Overall, at 27.7% the G20 average is 1.4 percentage points up on our last Women Leaders Index — published in 2017 — and eight points up since the first Index was published in 2013. But the mean for the lowest ranking seven countries — including China, Turkey, South Korea, Japan and Saudi Arabia — has risen just 2.7 points over that period, to 10.2%.
While most countries have made progress since 2017 — the proportion of women in the top two tiers of Italy’s civil service, for example, has leapt by 6.2 points over the period — the US has seen a decline in the percentage of women in leadership positions, falling back from sixth to ninth place in the ranking.
Alongside the data, the Women Leaders Index presents both detailed analysis of progress across the groups, and case studies in which civil service leaders from top-performing countries discuss the keys to success. Interviewees include Catherine Blewett, Canada’s deputy clerk of the Privy Council and associate secretary to the Cabinet; Stephanie Foster, deputy secretary, governance, at Australia’s Department of the Prime Minister and Cabinet; and Peter Hughes, the state services commissioner of New Zealand.
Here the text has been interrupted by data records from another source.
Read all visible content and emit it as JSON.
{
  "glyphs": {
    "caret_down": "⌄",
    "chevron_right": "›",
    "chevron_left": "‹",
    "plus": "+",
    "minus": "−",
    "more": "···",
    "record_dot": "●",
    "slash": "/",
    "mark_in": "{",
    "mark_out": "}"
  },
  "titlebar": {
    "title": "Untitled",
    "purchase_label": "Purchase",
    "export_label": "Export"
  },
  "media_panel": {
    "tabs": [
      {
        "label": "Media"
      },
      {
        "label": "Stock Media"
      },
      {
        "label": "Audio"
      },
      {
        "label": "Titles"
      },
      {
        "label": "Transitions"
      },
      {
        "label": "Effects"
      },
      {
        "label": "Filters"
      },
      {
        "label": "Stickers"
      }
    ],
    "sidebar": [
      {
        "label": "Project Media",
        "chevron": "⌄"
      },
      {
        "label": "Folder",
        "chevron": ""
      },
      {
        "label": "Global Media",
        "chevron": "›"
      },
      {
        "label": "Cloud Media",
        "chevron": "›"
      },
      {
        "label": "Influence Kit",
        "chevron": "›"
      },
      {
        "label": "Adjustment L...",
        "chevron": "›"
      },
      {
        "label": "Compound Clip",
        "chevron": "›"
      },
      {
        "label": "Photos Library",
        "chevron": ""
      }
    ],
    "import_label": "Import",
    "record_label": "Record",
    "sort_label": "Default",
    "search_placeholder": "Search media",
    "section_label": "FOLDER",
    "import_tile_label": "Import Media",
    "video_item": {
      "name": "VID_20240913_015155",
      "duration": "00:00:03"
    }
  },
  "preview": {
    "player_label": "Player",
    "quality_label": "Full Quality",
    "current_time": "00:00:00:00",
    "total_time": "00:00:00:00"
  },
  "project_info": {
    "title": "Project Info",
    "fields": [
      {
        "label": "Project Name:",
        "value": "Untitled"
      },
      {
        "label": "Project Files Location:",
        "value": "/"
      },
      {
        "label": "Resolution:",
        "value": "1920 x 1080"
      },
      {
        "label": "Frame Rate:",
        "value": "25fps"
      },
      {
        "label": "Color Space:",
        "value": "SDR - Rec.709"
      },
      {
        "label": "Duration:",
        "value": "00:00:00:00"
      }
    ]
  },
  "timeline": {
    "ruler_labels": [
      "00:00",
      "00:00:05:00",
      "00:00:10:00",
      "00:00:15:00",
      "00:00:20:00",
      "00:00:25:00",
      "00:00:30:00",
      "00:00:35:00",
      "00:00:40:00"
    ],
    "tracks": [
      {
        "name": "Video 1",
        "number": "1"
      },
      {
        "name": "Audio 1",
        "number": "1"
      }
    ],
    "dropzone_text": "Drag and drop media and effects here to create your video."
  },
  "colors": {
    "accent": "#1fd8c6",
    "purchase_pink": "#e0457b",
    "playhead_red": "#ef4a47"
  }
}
Kevin Sorkin, Global Government Forum’s managing director, commented:
“Since the first Women Leaders Index was published in 2013, the six top performers in the G20 have inched ever closer towards gender parity amongst senior civil servants — with their mean score rising from 36% to 42.7%. The middle-ranking seven countries have made even faster progress, with their average score climbing from 18.3% to 33.4%.
“As our interviews reveal, this kind of progress produces big rewards in terms of better decision-making, bigger talent pools and, ultimately, stronger public service delivery for the public. But there is more work to do: we hope that publishing this data will help senior officials both to make the case for change, and to identify the best ways to make progress.”
The Bipartisan Policy Center is hosting an event on Thursday, April 30th from 2-3pm featuring RepresentWomen board member Amber McReynolds who co-authored When Women Vote with Stephanie Donner. They will be joined by secretaries of state Jocelyn Benson (MI) and Kim Wyman (WA), the panel discussion will be moderated by Aimee Allison, founder of She the People (register here):
American voters, particularly women, face challenges when trying to vote. In the 100 years since the ratification of the 19th Amendment, reforms prohibiting restrictions on voting based on sex have led to improvements, but there is still room for continued progress.
On April 30, the Bipartisan Policy Center’s Elections Project will host a discussion with the authors of When Women Vote, who make the case for further voting reform and for removing bias in the voting process by sharing stories and experiences of women voters and leaders throughout the United States. They will be joined by secretaries of state, who are the chief election officials at the state level.
This week marks another amazing collection of #SuffrageCentennial birthdays and milestones which you can also find on RepresentWomen’s Suffrage Centennial calendar!
A special birthday shoutout to Patti Russo who runs the Women’s Campaign School at Yale.
Finally, don’t forget to check out this week’s suggested reading from the RepresentWomen team!
The coronavirus pandemic and the response by federal, state and local authorities is fast-moving. During this time, Ms. is keeping a focus on aspects of the crisis—especially as it impacts women and their families—often not reported by mainstream media. If you found this article helpful, please consider supporting our independent reporting and truth-telling for as little as $5 per month.